Alicia DiFabio, Psy.D. finished her first triathlon at age 45. She is a member of the 900-woman strong Mullica Hill Women's Tri Club and a member of its board of directors. DiFabio has a doctorate in Clinical Psychology from Loyola University Maryland. On hiatus from the practice of psychology to raise her four young children, she writes on health and wellness, women's issues, parenting, and education for newspapers, magazines, and literary journals. She is a contributing editor of the literary magazine, Pentimento. An active blogger, Dr. DiFabio chronicles her adventures as a special needs mother to four children, one who has been diagnosed with autism and epilepsy. Her blog, Lost in Holland, has been featured in the Examiner.com, a network serving over 20 million monthly readers and her posts have been picked up for syndication by McClatchy Tribune.

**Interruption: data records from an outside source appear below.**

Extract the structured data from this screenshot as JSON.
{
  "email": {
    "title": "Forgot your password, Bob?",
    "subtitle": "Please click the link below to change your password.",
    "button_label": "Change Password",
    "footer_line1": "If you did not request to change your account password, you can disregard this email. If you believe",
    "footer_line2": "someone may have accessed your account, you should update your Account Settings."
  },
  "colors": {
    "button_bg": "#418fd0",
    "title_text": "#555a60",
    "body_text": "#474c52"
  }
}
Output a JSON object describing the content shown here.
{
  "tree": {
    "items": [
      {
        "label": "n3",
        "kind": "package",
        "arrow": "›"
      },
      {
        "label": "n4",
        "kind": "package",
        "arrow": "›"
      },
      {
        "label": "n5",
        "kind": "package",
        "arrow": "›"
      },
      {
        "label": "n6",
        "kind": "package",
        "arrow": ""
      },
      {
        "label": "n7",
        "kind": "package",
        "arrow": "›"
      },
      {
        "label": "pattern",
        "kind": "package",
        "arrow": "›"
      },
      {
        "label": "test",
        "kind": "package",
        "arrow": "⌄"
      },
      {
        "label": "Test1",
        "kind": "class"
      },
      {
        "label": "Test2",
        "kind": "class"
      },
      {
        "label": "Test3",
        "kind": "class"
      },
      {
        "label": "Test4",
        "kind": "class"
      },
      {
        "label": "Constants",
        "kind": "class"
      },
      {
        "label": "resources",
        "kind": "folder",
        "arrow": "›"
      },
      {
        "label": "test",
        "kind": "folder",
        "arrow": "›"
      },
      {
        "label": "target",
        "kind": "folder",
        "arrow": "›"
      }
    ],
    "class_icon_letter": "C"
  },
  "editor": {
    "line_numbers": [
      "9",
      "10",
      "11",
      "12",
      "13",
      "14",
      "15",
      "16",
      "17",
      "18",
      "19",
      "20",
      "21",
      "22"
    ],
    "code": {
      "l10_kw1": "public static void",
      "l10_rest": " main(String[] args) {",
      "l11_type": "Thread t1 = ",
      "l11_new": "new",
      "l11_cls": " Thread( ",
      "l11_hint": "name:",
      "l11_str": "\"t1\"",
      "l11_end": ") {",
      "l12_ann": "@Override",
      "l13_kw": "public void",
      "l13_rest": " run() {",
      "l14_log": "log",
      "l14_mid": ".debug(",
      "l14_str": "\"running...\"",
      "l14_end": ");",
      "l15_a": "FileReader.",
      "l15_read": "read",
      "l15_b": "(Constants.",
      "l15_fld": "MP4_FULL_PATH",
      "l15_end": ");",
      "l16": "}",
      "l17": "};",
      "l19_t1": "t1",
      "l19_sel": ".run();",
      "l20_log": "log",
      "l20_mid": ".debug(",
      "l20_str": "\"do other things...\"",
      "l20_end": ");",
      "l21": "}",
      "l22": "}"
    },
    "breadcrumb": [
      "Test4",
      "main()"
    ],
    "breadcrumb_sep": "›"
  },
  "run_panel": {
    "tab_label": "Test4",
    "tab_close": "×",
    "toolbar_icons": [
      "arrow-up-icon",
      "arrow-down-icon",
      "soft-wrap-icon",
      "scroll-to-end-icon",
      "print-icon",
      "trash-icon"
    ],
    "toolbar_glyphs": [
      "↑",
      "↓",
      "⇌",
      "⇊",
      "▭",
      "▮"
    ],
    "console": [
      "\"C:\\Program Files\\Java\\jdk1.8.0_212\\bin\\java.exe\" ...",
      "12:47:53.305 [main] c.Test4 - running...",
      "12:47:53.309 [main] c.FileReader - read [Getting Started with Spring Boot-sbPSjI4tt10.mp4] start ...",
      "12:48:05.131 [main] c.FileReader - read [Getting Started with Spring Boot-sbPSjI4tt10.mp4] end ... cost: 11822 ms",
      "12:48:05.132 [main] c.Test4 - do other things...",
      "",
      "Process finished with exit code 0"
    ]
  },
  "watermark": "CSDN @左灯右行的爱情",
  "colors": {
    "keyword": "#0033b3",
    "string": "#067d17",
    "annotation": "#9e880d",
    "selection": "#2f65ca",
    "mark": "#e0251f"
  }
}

"Alicia's courage, strength, and perseverance, along with all the women who tri, will bring tears of joy to your eyes and make you realize that, in overcoming your fears, anyone can achieve the impossible." --Barbara Mockford, author of An Unshakable Belief: Keeping the Ironman Dream
"A refreshing perspective! Alicia DiFabio's personal accounts of discovering and falling in love with the community of triathlon are endearing, humorous, and unique. The women highlighted in this book are not only inspiring, but also are amazing examples of how the sport of triathlon emboldens them to confront life's curveballs. Whether you are a seasoned athlete or just a curious bystander, you will feel a sense of sisterhood while swimming, biking, and running alongside the women Mullica Hill Women's Tri Club." -- Debra Hodgett, author of Tri-Mom: Swimming, Biking and Running Through Motherhood
"Greatly informative, exceptionally written with professional forethought and personal vulnerability, Women Who Tri is a beautiful tribute to 'those girls in pink' and women everywhere who are happily, imperfectly, honestly tri'ing." --Jennifer J.J. Cannon, author of @Sophie Takes a #Selfie, contributor to Good Day Philadelphia, and creator of the #DontShowMe cyberbullying campaign
"When Alicia DiFabio moved into the epicenter of a Triathastorm, her first instinct was to flee. Instead, she plunged in and now she's even written a book, Women Who Tri. In these pages, the story of her reluctance turned tri-celebration is interwoven with others' inspiring journeys, spiced with choice tidbits of practical advice and delicious morsels of tri-history, all delivered with light humor and some delightful, invented triathaspeak." -- Mina Samuels, author of Run Like a Girl: How Strong Women Make Happy Lives
"This is a well-researched memoir by a middle-aged mother of four (including a special-needs child) who reluctantly signs up and finishes her first triathlon despite pre-event dread and tears...DiFabio shares her journey into this athletic sorority, introducing readers to the sport's history and topics ranging from equipment costs to successful fund-raising for charities." -- Booklist, American Library Association
"Alicia DiFabio, mother of four, admittedly out of shape (before her first triathlon), explores the history, subculture, and psychological appeal of triathlons in this engaging memoir." -- Foreword